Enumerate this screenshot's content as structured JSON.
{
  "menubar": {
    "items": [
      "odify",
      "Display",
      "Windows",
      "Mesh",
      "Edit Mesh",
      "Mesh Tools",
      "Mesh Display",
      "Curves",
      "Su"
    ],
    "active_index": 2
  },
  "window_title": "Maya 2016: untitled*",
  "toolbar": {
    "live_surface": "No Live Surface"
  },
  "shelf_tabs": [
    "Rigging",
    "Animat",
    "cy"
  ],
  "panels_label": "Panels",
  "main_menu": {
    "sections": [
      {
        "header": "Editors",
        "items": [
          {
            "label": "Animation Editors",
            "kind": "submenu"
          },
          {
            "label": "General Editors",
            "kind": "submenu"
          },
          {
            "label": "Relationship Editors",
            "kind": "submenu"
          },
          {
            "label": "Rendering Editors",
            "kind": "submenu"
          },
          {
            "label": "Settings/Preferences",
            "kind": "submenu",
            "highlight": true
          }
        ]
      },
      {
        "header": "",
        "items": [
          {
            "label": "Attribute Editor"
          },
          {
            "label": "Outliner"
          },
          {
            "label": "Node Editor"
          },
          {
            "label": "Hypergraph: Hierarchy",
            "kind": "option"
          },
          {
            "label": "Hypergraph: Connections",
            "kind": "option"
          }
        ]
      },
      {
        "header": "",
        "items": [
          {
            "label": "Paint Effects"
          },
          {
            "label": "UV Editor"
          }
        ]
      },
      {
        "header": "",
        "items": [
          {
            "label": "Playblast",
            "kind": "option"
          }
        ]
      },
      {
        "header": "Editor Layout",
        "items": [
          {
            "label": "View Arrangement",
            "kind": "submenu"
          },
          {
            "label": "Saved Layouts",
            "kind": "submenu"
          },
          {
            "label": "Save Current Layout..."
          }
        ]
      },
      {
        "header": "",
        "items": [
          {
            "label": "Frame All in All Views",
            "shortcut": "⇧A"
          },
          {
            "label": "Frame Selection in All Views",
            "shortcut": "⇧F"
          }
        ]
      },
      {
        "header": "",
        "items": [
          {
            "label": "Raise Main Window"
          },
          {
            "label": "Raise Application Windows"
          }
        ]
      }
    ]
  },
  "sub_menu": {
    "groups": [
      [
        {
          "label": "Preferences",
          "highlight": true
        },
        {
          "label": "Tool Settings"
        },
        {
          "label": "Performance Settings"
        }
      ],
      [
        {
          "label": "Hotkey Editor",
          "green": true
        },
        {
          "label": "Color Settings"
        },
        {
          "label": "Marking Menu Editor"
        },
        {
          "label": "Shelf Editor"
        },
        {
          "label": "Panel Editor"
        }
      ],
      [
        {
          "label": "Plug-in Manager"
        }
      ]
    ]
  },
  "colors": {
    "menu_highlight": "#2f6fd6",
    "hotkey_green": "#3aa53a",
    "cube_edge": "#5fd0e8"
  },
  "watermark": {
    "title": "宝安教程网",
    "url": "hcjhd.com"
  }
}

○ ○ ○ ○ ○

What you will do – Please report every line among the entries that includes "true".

Task answer –
            "highlight": true
          "highlight": true
          "green": true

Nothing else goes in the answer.